Cell 2018, 175, 159-170.e116.
doi: 10.1016/j.cell.2018.08.065

Multi-level Proteomics Identifies CT45 as a Chemosensitivity Mediator and Immunotherapy Target in Ovarian Cancer.

Most high-grade serous ovarian cancer (HGSOC) patients develop resistance to platinum-based chemotherapy and recur, but 15% remain disease free over a decade. To discover drivers of long-term survival, we quantitatively analyzed the proteomes of platinum-resistant and -sensitive HGSOC patients from minute amounts of formalin-fixed, paraffin-embedded tumors. This revealed cancer/testis antigen 45 (CT45) as an independent prognostic factor associated with a doubling of disease-free survival in advanced-stage HGSOC. Phospho- and interaction proteomics tied CT45 to DNA damage pathways through direct interaction with the PP4 phosphatase complex. In vitro, CT45 regulated PP4 activity, and its high expression led to increased DNA damage and platinum sensitivity. CT45-derived HLA class I peptides, identified by immunopeptidomics, activate patient-derived cytotoxic T cells and promote tumor cell killing.
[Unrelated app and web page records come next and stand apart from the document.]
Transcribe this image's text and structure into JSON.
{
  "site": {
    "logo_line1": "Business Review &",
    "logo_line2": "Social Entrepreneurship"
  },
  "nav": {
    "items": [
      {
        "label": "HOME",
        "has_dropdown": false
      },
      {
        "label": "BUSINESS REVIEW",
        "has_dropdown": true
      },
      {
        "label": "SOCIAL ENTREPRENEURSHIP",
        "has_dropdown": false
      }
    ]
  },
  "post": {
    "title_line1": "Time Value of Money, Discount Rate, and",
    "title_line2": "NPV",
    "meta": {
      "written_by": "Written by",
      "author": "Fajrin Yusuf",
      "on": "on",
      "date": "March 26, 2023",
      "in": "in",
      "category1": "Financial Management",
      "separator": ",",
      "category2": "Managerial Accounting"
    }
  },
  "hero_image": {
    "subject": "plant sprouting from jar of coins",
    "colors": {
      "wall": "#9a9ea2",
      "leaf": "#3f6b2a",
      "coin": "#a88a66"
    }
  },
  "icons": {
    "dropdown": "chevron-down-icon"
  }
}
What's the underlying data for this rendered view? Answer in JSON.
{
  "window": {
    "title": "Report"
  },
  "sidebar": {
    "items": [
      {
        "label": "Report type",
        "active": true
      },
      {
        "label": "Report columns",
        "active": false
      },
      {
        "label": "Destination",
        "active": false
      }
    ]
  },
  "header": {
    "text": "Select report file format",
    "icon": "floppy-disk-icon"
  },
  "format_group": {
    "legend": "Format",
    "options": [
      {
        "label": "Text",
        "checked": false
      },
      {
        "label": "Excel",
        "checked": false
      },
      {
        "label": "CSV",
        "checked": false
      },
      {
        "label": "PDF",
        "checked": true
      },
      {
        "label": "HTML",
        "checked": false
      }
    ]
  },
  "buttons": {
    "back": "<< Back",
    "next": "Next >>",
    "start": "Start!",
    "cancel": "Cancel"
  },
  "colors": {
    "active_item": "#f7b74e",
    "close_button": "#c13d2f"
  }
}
This study highlights the power of clinical cancer proteomics to identify targets for chemo- and immunotherapy and illuminate their biological roles.